The other thing I recall from that move was my daughter-in-law's reaction when she came over to help me pack. I had already taped closed a large carton; trying to move it and finding it very heavy, she asked what it contained. I responded, "Vases." She looked horrified. She asked me how many vases I had. My response: somewhere around 30. She suggested I open the box and remove about half to add to the garage sale. We repacked the rest -- still many more than I needed.
Have nothing in your houses that you do not
know to be useful or believe to be beautiful.
-- William Morris
Well, I'm not moving anywhere now, but I owe it to myself to lighten my load, to let go of the too much that I have, and to live in order and serenity. As a bonus, my legacy of stuff that I leave my children to make decisions about -- what to keep and what to go into my last garage sale -- will be easier (hoping my daughter-in-law will help them).

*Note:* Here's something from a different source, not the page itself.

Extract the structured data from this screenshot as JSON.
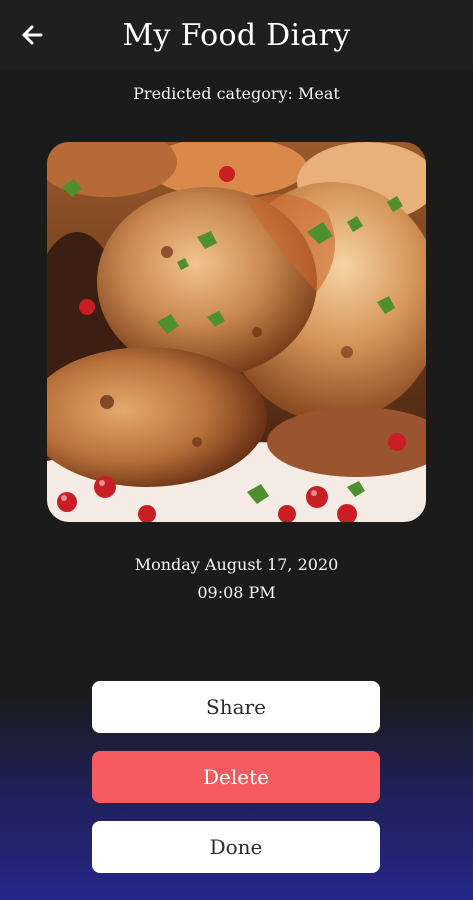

Maybe the last five paragraphs were too much clutter and you'd have gotten the message for your own legacy by reading my haiku! (see above)
Some Suggestions for Action:

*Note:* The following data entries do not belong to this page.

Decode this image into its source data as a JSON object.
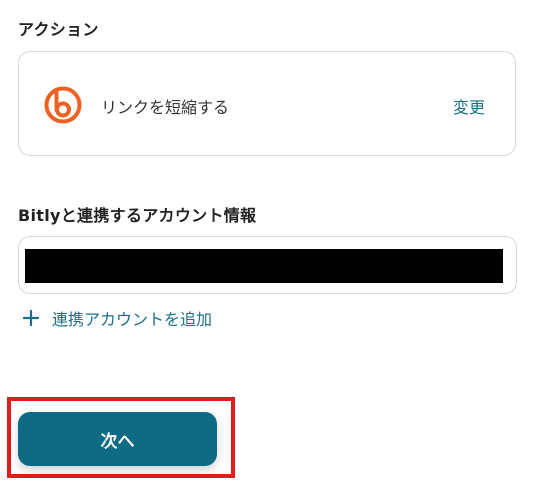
{
  "action_section": {
    "title": "アクション",
    "app_icon": "bitly-logo-icon",
    "action_label": "リンクを短縮する",
    "change_label": "変更"
  },
  "account_section": {
    "title": "Bitlyと連携するアカウント情報",
    "selected_account": "",
    "add_account_label": "連携アカウントを追加"
  },
  "footer": {
    "next_label": "次へ"
  },
  "colors": {
    "accent": "#1a6e8a",
    "primary_button": "#0f6b83",
    "bitly_orange": "#ee6123",
    "highlight": "#e01c1c"
  }
}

Exploring ways your life is complicated by clutter:
1. Walk through each room in your home and compile a list of items or categories of things you determine to be clutter -- those things you can let go of.
2. Reflect and journal your thoughts and feelings about your clutter of 'stuff.' Consider possible motives for holding on to things beyond their usefulness or beauty. (e.g. company, comfort, distraction, sloth) Imagine the value to you of letting go.
Here for your consideration is Anais Nin on the subject: "To change skins, evolve into new cycles, I feel one has to learn to discard. If one changes internally, one should not continue to live with the same objects. They reflect one's mind and the psyche of yesterday. I throw away what has no dynamic, living use."
3. Rather than write a legacy letter this month, commit to whatever level of decluttering fits for you and make it happen -- let go! Reflect and journal about your experience and learning as you make an effort to simplify.
1. Check out the declutter expert online for practical help. (www.flylady.net)
2. OHIO = Only Handle Items Once.
May your reflections, writing and action
expand your internal spaciousness
and allow you to pass it on to those you love.
-- Rachael Freed
Rachael Freed has published several works including "Women's Lives, Women's Legacies: Passing Your Beliefs and Blessings to Future Generations" and "Heartmates: A Guide for the Spouse and Family of the Heart Patient."
She is currently working on "Harvesting the Wisdom of Our Lives: An Intergenerational Legacy Guide for Seniors and Their Families." Senior Fellow at the University of Minnesota's Center for Spirituality and Healing, Rachael is a clinical social worker, adult educator, and legacy consultant. Her home is Minneapolis, Minnesota.
Follow Rachael on twitter @ http://twitter.com/LegacyWriting